*** Data ***
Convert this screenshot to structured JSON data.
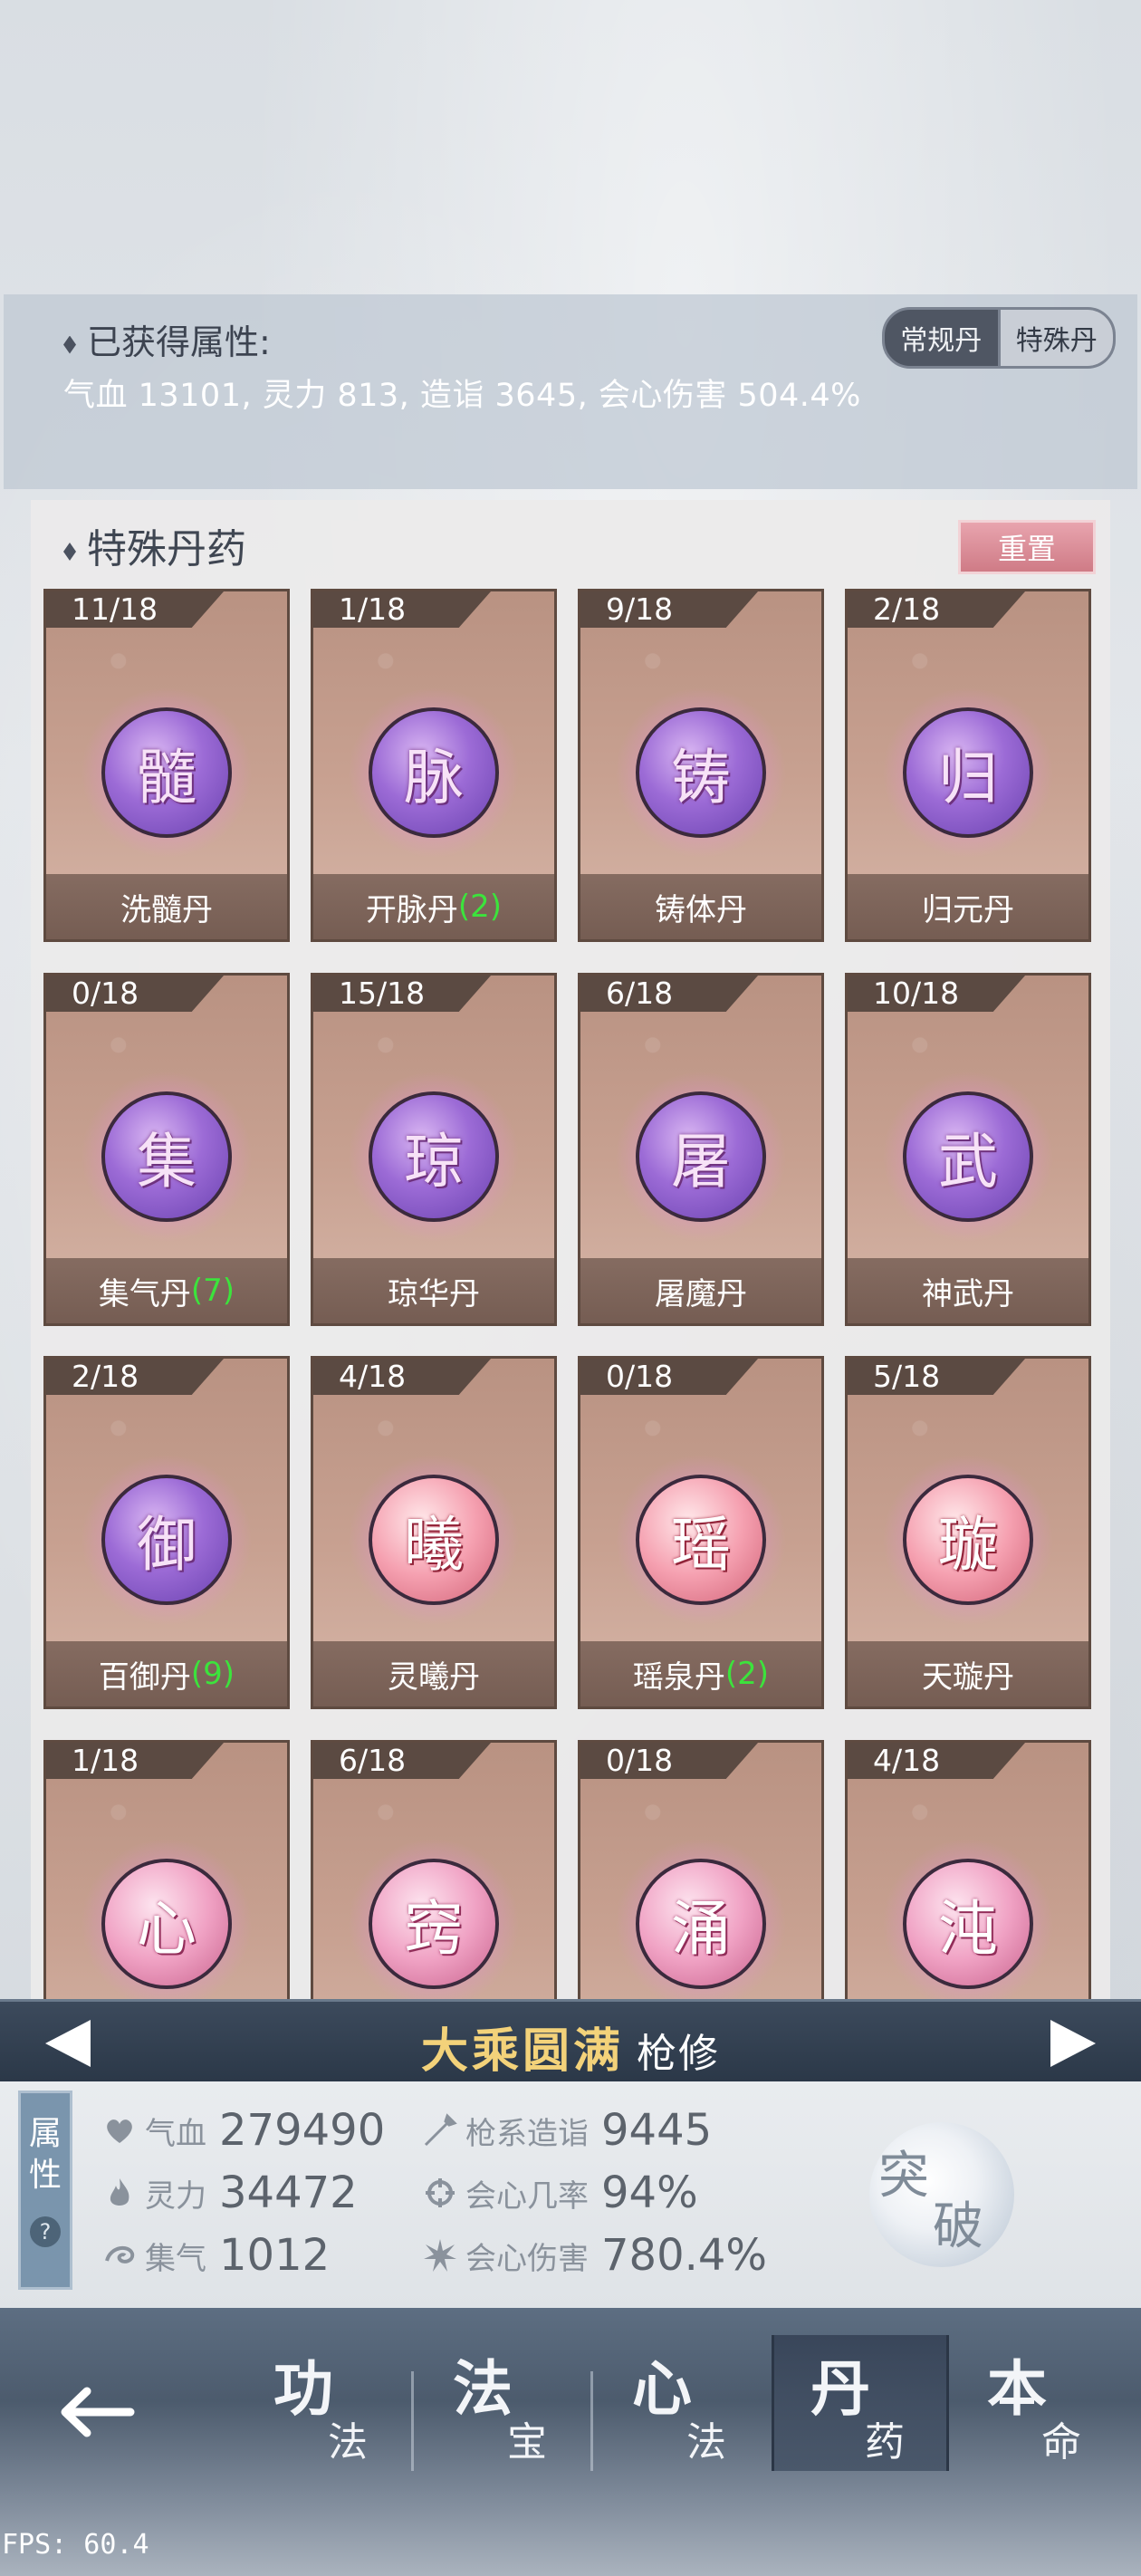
{
  "attributes": {
    "heading": "已获得属性:",
    "summary": "气血 13101, 灵力 813, 造诣 3645, 会心伤害 504.4%",
    "toggle": {
      "left": "常规丹",
      "right": "特殊丹",
      "active": "right"
    }
  },
  "section": {
    "title": "特殊丹药",
    "reset_label": "重置"
  },
  "pills": [
    {
      "count": "11/18",
      "glyph": "髓",
      "name": "洗髓丹",
      "bonus": "",
      "style": "purple"
    },
    {
      "count": "1/18",
      "glyph": "脉",
      "name": "开脉丹",
      "bonus": "(2)",
      "style": "purple"
    },
    {
      "count": "9/18",
      "glyph": "铸",
      "name": "铸体丹",
      "bonus": "",
      "style": "purple"
    },
    {
      "count": "2/18",
      "glyph": "归",
      "name": "归元丹",
      "bonus": "",
      "style": "purple"
    },
    {
      "count": "0/18",
      "glyph": "集",
      "name": "集气丹",
      "bonus": "(7)",
      "style": "purple"
    },
    {
      "count": "15/18",
      "glyph": "琼",
      "name": "琼华丹",
      "bonus": "",
      "style": "purple"
    },
    {
      "count": "6/18",
      "glyph": "屠",
      "name": "屠魔丹",
      "bonus": "",
      "style": "purple"
    },
    {
      "count": "10/18",
      "glyph": "武",
      "name": "神武丹",
      "bonus": "",
      "style": "purple"
    },
    {
      "count": "2/18",
      "glyph": "御",
      "name": "百御丹",
      "bonus": "(9)",
      "style": "purple"
    },
    {
      "count": "4/18",
      "glyph": "曦",
      "name": "灵曦丹",
      "bonus": "",
      "style": "pinkred"
    },
    {
      "count": "0/18",
      "glyph": "瑶",
      "name": "瑶泉丹",
      "bonus": "(2)",
      "style": "pinkred"
    },
    {
      "count": "5/18",
      "glyph": "璇",
      "name": "天璇丹",
      "bonus": "",
      "style": "pinkred"
    },
    {
      "count": "1/18",
      "glyph": "心",
      "name": "",
      "bonus": "",
      "style": "pink"
    },
    {
      "count": "6/18",
      "glyph": "窍",
      "name": "",
      "bonus": "",
      "style": "pink"
    },
    {
      "count": "0/18",
      "glyph": "涌",
      "name": "",
      "bonus": "",
      "style": "pink"
    },
    {
      "count": "4/18",
      "glyph": "沌",
      "name": "",
      "bonus": "",
      "style": "pink"
    }
  ],
  "hero": {
    "realm": "大乘圆满",
    "class": "枪修"
  },
  "stats": {
    "tab_label_1": "属",
    "tab_label_2": "性",
    "help": "?",
    "qixue_label": "气血",
    "qixue_value": "279490",
    "lingli_label": "灵力",
    "lingli_value": "34472",
    "jiqi_label": "集气",
    "jiqi_value": "1012",
    "zaoyi_label": "枪系造诣",
    "zaoyi_value": "9445",
    "crit_rate_label": "会心几率",
    "crit_rate_value": "94%",
    "crit_dmg_label": "会心伤害",
    "crit_dmg_value": "780.4%",
    "breakthrough_1": "突",
    "breakthrough_2": "破"
  },
  "nav": [
    {
      "big": "功",
      "small": "法"
    },
    {
      "big": "法",
      "small": "宝"
    },
    {
      "big": "心",
      "small": "法"
    },
    {
      "big": "丹",
      "small": "药",
      "active": true
    },
    {
      "big": "本",
      "small": "命"
    }
  ],
  "fps": "FPS: 60.4",
  "colors": {
    "bonus_green": "#3ce33c",
    "realm_gold": "#f3d27a",
    "card_bg": "#c8a191"
  }
}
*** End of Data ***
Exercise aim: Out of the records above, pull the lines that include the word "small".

Solution to this task:
      "small": "法"
      "small": "宝"
      "small": "法"
      "small": "药",
      "small": "命"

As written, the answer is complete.